Northampton-based indie pop heroes And the Kids released their sophomore album this past June. It’s the same kind of dreamy, melodic rock they delivered on their first album, but this time everything feels a little more polished and lacks a bit of the youthful chaos that characterized their first album, Turn to Each Other. The new album is a richly layered and dense tapestry of sound, alternately sunny and shadowy. Vocalist Hannah Mohan’s voice shines once again with lyrics that amount to a thoughtful meditation on friendship, love, and family as a modern twenty-something: topics that have surely been on their minds a lot since the recent deportation of Canadian band member and close friend Megan Miller (keyboard, percussion). Rebecca Lasaponaro’s energetic drums complement Mohan’s haunting, dreamy vocals and keep the album moving at a pace that will make you want to jump around the room. Standout tracks are “Kicks Rocks,” the album’s punchy opener, which segues into “I Dropped Out,” a melodic, ethereal head-bobber with a moodier feel.
And The Kids plays Gateway City Arts in Holyoke on Saturday Oct. 29. Follow the band at andthekids.com.
— Peter Vancini
4 SONGS EP
Indie rockers Wild Pink debut their second EP in anticipation of their first full length album, set to come out in early 2017. According to the band, 4 Songs “serves as a pivot from the raw, driving power of their earlier output to a more taut and atmospheric sound.” Their first single, “4th of July,” stays true to this new aesthetic: dreamy guitar riffs accompany wispy vocals, creating an indie folk song that evokes feelings of a surrealist summer night. The next three songs depart from this surrealist atmosphere and showcase a more hi-fi indie rock sound, with stronger vocals and instrumentals.

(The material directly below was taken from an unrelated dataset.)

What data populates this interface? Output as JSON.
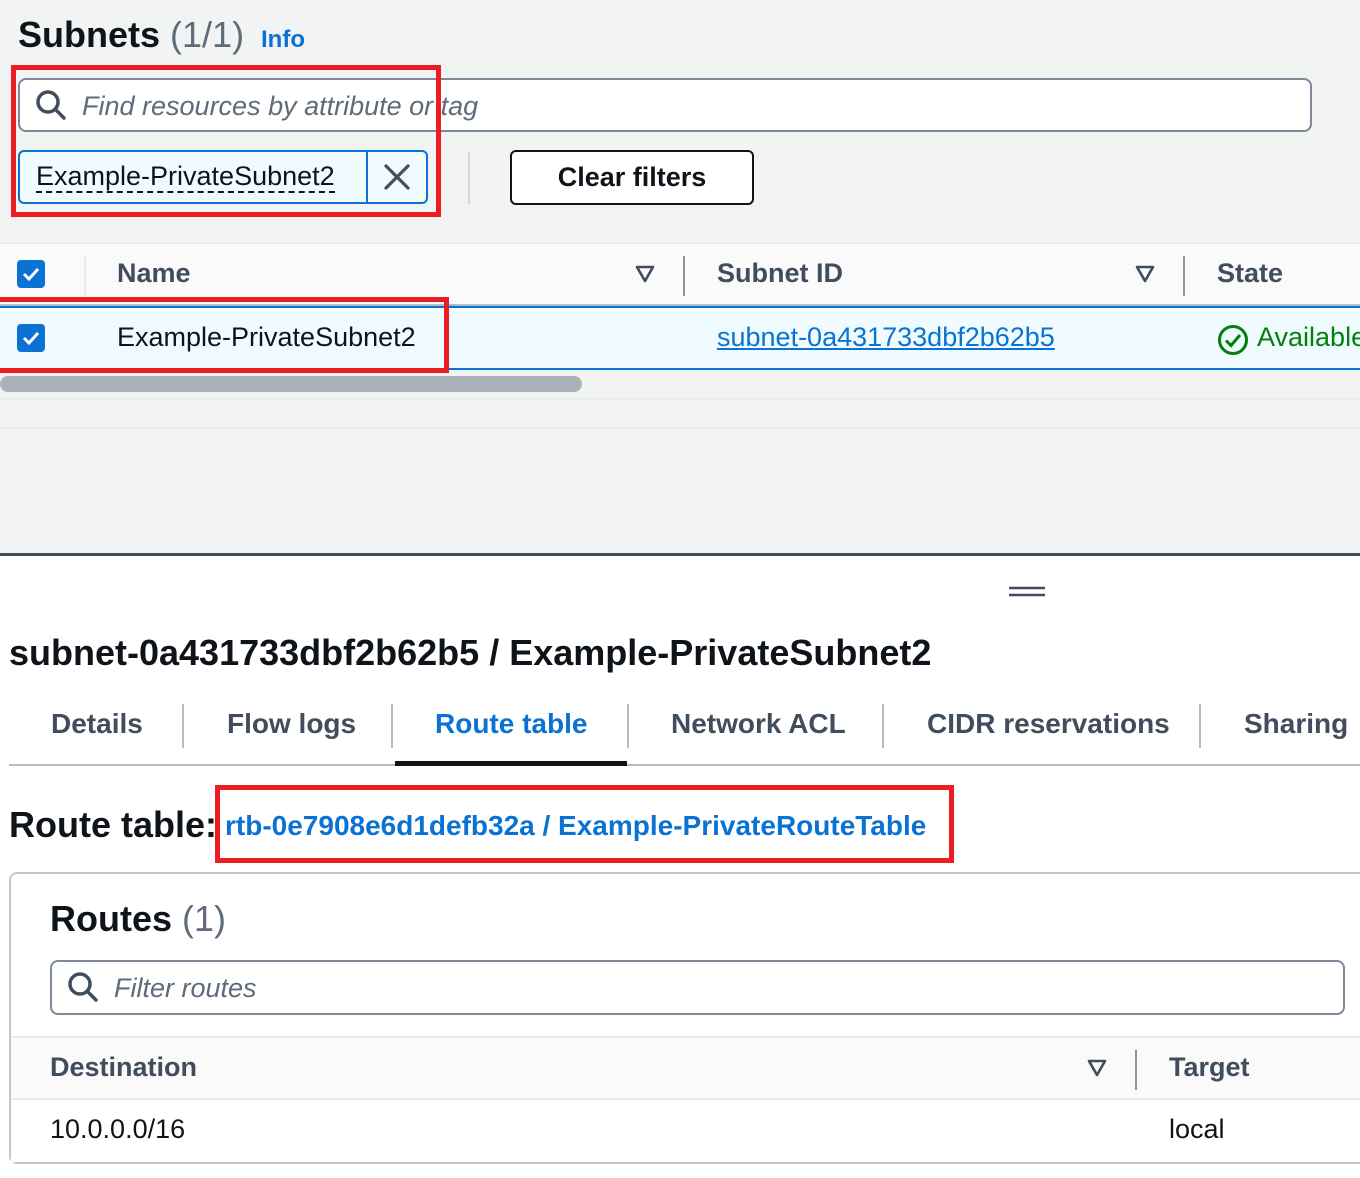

Multiple influences can be heard throughout the EP. “4th of July” connects with the songs of Bon Iver and Sufjan Stevens, while influences from artists like Nirvana can be heard on tracks like “The Believer.” But despite that, Wild Pink has found a way to keep a unique sound throughout the album. Combining this with raw lyrics conveys a feeling everyone can relate to, evoking not just a singular experience, but a feeling and mood.
Wild Pink plays Red Cross House in Amherst on Saturday Oct. 29. Follow the band at facebook.com/wildpinkwildpink.
— Kyle Olsen
Don’t be fooled by the unfamiliar name — Sad13 is the new moniker for Sadie Dupuis, the frontwoman for Northampton grunge-pop band Speedy Ortiz. Dupuis set out to make a “kick-ass, empowering, and insanely fun debut solo album,” and judging just by the three tracks released so far — the full album drops Nov. 11 — she arrives ready to knock it out of the park.
“Get A Yes,” a cheeky song about consent, kicks and stomps like good electro-pop should, with mangled synths and a runaway drum machine tugging at the corners of the sweet and simple vocal track from Dupuis, whose plaintive voice evokes Jenny Lewis at nearly every turn (that’s a compliment, naturally). The single “<2” takes a page from the Rilo Kiley playbook as well, with hooky melodies playfully layered with loopy bass lines, crunchy guitars, beeps, bells, and a martial patter of drums (also check out the music video, which spoofs a YouTube makeup tutorial, then goes delightfully off the rails).
“Devil in U,” perhaps the most soulful single, takes a brassy, pouting turn toward the kind of scrap-metal confessional that studio maestros like Beck have turned into career-long bread and butter. Sad13’s contribution is rich and filling as well. As NPR Music put it, these are “intimate pop songs that don’t stray far from the weirdly liberating confines of a tiny room.” Which is fortunate, because Sad13’s next show in Northampton plays in an itty-bitty studio at 13 King Street — some truly cozy quarters for such a big-dreaming artist.
Sad13 plays Queen 13 on King Street in Northampton on Nov. 16. Follow the band at facebook.com/sadthirteen.
— Hunter Styles